DATA RECORDS:
━━━━━━

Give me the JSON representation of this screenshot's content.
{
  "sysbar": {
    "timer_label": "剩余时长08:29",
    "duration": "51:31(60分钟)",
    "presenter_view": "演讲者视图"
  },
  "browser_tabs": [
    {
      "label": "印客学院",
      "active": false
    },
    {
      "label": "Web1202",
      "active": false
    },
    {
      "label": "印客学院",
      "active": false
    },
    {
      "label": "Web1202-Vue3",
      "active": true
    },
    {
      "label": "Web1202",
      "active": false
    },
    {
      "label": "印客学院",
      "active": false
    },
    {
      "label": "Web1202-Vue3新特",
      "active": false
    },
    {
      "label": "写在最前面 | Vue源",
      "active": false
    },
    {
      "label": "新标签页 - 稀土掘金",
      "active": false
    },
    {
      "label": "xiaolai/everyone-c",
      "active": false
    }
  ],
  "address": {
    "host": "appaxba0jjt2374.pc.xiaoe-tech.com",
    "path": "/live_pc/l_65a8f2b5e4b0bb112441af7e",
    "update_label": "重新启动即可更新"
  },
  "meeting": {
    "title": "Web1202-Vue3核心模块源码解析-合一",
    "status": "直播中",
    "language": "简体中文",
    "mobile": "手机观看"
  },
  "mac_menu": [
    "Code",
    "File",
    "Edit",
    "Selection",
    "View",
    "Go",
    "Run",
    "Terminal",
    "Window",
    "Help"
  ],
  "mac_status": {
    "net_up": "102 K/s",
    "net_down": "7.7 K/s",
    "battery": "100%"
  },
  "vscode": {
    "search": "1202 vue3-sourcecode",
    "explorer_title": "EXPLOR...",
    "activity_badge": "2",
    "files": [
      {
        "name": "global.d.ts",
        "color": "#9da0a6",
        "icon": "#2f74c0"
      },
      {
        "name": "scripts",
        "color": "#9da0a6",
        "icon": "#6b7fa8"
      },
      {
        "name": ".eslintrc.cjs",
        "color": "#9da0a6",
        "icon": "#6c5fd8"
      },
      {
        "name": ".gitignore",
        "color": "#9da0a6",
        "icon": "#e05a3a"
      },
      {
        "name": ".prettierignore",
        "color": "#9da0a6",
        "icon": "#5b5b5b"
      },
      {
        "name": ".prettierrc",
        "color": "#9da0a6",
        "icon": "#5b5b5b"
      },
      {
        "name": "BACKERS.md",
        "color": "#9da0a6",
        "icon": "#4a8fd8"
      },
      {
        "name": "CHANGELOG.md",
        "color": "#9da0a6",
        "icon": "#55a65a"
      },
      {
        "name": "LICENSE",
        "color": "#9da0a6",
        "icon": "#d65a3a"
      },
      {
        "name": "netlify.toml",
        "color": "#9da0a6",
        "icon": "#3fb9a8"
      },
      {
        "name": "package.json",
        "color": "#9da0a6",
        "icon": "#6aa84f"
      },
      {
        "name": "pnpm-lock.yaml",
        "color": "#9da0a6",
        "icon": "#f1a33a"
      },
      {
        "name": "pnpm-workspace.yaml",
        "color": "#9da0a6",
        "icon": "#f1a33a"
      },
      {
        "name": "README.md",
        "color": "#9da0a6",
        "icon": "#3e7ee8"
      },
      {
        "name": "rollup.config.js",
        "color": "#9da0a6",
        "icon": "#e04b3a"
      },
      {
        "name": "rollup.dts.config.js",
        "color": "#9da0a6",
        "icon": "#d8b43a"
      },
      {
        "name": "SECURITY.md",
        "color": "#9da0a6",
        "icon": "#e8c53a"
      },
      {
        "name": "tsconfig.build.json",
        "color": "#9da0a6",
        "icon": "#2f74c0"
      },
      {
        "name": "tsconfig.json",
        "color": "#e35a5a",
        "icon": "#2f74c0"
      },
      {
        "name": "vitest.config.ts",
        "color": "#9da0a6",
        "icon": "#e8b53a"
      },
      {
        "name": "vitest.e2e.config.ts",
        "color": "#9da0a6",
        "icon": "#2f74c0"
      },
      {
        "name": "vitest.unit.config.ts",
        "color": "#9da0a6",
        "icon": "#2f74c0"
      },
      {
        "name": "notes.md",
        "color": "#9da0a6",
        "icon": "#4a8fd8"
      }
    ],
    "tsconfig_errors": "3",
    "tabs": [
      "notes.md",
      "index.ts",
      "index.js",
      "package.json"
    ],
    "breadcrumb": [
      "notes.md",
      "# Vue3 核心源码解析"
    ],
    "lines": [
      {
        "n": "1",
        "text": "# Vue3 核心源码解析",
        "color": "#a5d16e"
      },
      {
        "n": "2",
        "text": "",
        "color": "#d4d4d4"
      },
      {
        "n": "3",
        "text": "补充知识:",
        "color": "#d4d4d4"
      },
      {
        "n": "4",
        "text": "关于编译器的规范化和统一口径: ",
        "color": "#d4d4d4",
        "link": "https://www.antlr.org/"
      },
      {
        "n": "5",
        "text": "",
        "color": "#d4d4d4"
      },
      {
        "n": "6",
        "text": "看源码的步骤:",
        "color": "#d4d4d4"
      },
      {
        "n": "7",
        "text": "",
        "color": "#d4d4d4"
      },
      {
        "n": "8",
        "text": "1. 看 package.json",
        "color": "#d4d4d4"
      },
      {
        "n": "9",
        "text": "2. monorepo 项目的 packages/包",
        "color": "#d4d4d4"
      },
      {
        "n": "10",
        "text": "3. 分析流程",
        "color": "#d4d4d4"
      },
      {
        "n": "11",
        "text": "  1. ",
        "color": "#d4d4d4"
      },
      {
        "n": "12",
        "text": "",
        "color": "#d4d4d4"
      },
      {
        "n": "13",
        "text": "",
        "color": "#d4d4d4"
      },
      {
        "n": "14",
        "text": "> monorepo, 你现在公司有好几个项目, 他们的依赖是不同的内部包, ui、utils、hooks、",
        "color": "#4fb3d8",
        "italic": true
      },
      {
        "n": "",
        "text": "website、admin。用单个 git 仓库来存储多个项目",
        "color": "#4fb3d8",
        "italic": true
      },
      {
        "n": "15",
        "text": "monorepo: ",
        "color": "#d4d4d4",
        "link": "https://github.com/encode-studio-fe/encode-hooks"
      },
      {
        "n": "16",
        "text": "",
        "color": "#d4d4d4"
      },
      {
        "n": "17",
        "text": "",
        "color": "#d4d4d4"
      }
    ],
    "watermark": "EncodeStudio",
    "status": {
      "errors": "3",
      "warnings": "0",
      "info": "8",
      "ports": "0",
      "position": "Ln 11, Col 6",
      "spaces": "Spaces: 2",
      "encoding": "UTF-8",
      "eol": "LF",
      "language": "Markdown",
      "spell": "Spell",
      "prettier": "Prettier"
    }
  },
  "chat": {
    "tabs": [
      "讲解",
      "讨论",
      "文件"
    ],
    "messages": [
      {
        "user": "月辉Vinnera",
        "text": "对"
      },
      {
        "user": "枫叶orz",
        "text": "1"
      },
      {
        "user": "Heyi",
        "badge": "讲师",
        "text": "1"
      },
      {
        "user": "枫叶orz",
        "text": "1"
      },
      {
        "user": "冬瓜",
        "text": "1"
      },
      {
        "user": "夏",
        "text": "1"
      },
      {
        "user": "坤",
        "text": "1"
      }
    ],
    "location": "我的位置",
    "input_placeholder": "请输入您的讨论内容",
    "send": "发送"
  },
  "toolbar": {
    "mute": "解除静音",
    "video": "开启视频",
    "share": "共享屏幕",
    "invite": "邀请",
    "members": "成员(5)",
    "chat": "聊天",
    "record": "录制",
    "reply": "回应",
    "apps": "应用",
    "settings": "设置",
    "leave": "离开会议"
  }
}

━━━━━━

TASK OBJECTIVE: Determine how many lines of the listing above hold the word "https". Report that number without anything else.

ANSWER SECTION: 2